You don’t know their names, but you do know their buildings.

OK, perhaps that’s presumptuous. Maybe you stride into the Foshay Tower and say, “The firm of Magney and Tusler certainly did capture the spirit of the era, eh? From the stark modern exterior to the profusion of organic Art Deco details, you can imagine Scott and Zelda walking down the hall, swaying slightly because they’ve had a few. Good job, Magney and Tusler!”

But you’d be wrong. Right, but wrong, because no one would know what you’re talking about.

Let’s back up a bit, 100 years, to be exact. This year is the centenary of the founding of the architectural firm of Magney and Tusler. The men aren’t well-known, but their buildings — including the Foshay and the downtown Post Office — define Minneapolis in ways great and small.

Gottfried Magney was an engineer. Born in 1884 in Wisconsin, he got his architecture degree from the University of Minnesota in 1905 and knocked around a few West Coast shops before returning to Minnesota. He had six jobs in 12 years, a restless young man.

Enter Wilbur Tusler from Montana. He was six years younger and less-experienced, but something must have clicked when they got to know each other; the partnership was formed in 1917 and lasted until Magney retired in 1954. (Tusler retired six years later.)

Within five years of getting together, they’d landed the job of designing one of the premier music schools in the Midwest: the MacPhail, at 1128 LaSalle Av. It’s a modest building, with quiet confidence; the ground-floor shop windows connect the structure to the street, and it must have presented a lively and inviting sight when the stores were full.

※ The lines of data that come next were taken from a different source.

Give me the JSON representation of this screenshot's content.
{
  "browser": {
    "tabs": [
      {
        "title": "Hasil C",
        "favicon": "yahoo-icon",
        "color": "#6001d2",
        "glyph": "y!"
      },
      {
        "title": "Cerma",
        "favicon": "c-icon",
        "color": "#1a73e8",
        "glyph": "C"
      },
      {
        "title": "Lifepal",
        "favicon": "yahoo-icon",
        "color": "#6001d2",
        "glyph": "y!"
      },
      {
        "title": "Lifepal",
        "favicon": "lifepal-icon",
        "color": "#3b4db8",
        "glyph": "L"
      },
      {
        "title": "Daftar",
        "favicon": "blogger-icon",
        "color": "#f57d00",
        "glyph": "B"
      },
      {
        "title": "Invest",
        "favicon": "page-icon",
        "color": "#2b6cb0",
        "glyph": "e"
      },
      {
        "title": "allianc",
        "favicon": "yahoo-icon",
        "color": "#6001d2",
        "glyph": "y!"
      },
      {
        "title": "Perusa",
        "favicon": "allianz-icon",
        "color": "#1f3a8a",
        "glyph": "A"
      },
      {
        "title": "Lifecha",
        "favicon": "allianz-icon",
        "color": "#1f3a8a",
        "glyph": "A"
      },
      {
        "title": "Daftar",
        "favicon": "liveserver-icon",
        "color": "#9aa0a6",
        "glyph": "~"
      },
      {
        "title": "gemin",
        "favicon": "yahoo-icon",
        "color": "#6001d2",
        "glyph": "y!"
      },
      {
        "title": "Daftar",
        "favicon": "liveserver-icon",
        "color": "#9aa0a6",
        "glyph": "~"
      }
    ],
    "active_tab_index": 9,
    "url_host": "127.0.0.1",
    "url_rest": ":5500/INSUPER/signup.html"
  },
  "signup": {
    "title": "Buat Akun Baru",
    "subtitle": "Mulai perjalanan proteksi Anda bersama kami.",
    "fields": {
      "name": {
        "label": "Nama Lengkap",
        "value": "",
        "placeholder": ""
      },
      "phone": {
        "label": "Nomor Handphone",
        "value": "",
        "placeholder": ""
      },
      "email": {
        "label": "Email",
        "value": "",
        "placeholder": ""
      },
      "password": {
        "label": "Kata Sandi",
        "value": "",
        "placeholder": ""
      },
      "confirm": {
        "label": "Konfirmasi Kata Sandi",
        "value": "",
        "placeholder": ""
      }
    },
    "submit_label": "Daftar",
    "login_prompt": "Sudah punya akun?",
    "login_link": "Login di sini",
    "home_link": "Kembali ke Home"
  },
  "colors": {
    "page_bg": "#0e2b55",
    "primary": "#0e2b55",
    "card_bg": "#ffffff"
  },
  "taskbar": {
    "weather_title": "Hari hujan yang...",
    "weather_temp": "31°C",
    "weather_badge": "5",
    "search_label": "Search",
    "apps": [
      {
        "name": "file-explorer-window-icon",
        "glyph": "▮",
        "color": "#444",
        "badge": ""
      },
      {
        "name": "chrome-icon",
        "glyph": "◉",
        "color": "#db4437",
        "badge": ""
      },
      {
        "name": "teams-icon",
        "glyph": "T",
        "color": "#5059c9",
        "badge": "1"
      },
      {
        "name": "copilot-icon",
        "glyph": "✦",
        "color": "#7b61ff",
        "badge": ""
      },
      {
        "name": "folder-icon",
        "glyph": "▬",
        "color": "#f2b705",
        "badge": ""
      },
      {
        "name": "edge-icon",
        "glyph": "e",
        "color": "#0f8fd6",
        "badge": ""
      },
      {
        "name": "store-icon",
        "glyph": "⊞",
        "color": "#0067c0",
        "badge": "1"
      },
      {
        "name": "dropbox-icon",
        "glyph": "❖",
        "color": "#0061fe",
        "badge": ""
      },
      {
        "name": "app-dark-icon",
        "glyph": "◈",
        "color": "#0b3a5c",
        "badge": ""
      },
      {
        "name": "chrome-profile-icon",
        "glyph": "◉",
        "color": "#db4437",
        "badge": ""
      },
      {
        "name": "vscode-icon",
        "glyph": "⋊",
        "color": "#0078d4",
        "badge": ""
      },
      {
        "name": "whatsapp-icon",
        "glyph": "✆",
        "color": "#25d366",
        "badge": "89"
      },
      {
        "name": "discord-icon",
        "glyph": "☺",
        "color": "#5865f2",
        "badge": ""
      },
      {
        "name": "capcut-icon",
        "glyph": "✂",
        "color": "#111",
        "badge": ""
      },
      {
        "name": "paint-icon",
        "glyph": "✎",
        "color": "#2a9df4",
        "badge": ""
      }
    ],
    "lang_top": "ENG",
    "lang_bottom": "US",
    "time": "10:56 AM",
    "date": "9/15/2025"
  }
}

Sheet music, tubas, gramophones, the sound of students practicing wafting through the open windows.

They also did houses, a less exciting job, perhaps, but it kept the lights on. And it introduced them to the moneyed class. The later ’20s would see three high-profile commissions: the troubled Calhoun Beach Club, which began construction in 1928 but was delayed for almost two decades by the Depression and World War II; the Minneapolis Woman’s Club by Loring Park in the same year, and the Foshay Tower, completed in 1929.

While the Beach Club and Woman’s Club look backward, the Foshay tower was an exhilarating break with tradition, an embrace of a new style that rejected classical ornamentation and massing. No more Roman columns or Italianate decorations. This was a Machine Age building on the outside, with Parisian modernism on the inside, a stage set for the endless boom to come.

But the crash came, instead. The Depression killed the building market until Uncle Sam threw the company a lifeline in ’32, hiring the firm to design the new Post Office by the river.

In a way, it’s Foshay’s younger, more confident brother: The floral, organic themes of Art Deco were replaced by the geometric simplicity of Streamline Moderne, a romantically futuristic style that would reach its apogee in the 1939 World’s Fair.

In two buildings, Magney and Tusler summed up two decades: The Jazz-Age Foshay was high and thin; the Depression-era Post Office was broad and low — but it had the heft of government, the strength of the state.

For these fine buildings, we thank Gottfried and Wilbur. To be specific: We thank them for hiring Leon.

The Foshay and Post Office are really the work of Leon Arnal, a Frenchman who studied at the Ecole des Beaux Arts, the storied institution whose devotion to classical architecture was so influential that the “Beaux Arts Style” has come to mean Roman-style structures slathered with ornamentation. Perhaps he had his interest in the old order knocked out of him in the First World War, where he served with the French army.

Arnal came to Minnesota and ended up teaching in the university’s School of Architecture from 1919 until 1948. He also was the chief designer for Magney and Tusler. The Foshay, Post Office and Woman’s Club — they’re all his.

The firm adapted to the postwar styles with ease, building large and small: The 1952 Armatage school in southwest Minneapolis was a Magney and Tusler project, as was the 1954 Prudential building on Wayzata Boulevard (now the Target Financial Services building on I-394), a crisp piece of corporate architecture.

When the namesakes retired, the firm changed names and ownership and was absorbed into larger companies. Whatever the new owners got when they bought the remnants of the company, we know what they didn’t get: the blueprints of Arnal’s masterpiece.

The university’s Elmer L. Andersen Library has the firm’s paperwork — heavy rolls of blueprints you can imagine the architects unfurling to show Wilbur Foshay what his monument would look like. There’s a box of promotional drawings showing the lobby, the fountain court and the exterior, complete with long limos and angular abstract Minnesotans.

One poignant drawing shows a “typical businessman’s office” with a big desk, modern furniture and a hushed sense of the importance of money. It needs only a televisor and a clock with 10 hours to be a scene from Fritz Lang’s “Metropolis.”

The illustrations are signed DW — an unnamed illustrator who captured the soul of the building in order to sell it. His anonymity is a reminder of how many people work to make our city what it is, and how little we know about our landmarks. A few might know Magney and Tusler. Fewer still know Arnal. No one knows DW.

But we all know Foshay — who ended up in prison for a pyramid scheme — because he paid for it.